Task description.
Scan the records for "value". Report each line that includes it.
++++ Input data
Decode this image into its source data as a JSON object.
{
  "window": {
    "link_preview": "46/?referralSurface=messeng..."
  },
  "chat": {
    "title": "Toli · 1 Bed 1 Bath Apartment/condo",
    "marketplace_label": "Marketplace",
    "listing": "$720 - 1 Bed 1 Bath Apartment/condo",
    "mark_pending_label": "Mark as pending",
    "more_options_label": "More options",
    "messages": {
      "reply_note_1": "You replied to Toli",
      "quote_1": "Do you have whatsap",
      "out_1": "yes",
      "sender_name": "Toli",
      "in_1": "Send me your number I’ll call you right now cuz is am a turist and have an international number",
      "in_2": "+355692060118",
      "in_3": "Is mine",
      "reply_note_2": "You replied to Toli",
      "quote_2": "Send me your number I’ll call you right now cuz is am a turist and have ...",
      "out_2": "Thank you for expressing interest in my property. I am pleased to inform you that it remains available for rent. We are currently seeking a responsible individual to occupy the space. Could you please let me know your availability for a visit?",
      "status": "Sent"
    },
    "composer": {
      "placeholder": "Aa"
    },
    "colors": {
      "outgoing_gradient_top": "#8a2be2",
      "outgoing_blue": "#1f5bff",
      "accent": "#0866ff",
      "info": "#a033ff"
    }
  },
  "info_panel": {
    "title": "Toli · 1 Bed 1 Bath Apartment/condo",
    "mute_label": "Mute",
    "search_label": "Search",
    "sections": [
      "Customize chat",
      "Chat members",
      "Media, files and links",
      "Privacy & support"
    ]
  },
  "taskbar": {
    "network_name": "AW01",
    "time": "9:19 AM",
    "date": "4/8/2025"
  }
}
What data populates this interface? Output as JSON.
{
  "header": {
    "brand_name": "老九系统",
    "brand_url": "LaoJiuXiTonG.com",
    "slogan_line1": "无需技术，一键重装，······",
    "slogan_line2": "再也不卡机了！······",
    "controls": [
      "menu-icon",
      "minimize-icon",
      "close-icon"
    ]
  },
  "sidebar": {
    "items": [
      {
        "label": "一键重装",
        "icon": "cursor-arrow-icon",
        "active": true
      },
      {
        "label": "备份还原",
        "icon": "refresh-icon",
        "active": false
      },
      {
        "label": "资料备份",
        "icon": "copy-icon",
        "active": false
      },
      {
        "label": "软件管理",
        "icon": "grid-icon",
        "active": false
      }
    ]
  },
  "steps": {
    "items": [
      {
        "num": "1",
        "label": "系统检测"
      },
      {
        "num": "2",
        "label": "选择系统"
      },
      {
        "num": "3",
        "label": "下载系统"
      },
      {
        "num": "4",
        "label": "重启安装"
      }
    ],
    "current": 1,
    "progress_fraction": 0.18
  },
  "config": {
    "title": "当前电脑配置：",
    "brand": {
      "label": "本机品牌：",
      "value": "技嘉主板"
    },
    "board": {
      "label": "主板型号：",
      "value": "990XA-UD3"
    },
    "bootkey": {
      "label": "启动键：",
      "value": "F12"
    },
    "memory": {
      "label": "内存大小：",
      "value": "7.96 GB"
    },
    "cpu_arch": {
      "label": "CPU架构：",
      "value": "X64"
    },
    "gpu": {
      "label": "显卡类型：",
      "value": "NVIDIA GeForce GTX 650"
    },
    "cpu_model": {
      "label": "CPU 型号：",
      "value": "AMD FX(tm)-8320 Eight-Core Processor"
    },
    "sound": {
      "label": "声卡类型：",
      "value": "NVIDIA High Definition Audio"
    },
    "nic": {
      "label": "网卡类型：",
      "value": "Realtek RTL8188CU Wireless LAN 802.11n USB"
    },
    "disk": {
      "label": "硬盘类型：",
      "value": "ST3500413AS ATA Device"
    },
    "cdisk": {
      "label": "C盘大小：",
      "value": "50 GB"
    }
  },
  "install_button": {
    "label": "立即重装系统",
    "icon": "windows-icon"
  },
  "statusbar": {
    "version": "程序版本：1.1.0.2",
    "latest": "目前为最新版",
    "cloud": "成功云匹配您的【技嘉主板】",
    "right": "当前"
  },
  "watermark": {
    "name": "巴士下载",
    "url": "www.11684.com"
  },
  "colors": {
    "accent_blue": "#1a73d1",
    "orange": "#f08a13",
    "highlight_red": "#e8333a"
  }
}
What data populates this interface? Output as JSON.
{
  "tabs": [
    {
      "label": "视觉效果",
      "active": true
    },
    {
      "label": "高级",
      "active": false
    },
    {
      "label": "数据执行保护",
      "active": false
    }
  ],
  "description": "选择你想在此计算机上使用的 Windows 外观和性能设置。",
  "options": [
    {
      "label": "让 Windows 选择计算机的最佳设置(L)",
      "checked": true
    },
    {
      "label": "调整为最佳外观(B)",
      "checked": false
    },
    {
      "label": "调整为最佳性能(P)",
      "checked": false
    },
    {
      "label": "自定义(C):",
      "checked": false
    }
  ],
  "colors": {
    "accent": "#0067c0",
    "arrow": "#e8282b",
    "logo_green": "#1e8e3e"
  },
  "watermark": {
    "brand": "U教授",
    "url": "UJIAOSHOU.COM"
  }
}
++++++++
Final answer.
      "value": "技嘉主板"
      "value": "990XA-UD3"
      "value": "F12"
      "value": "7.96 GB"
      "value": "X64"
      "value": "NVIDIA GeForce GTX 650"
      "value": "AMD FX(tm)-8320 Eight-Core Processor"
      "value": "NVIDIA High Definition Audio"
      "value": "Realtek RTL8188CU Wireless LAN 802.11n USB"
      "value": "ST3500413AS ATA Device"
      "value": "50 GB"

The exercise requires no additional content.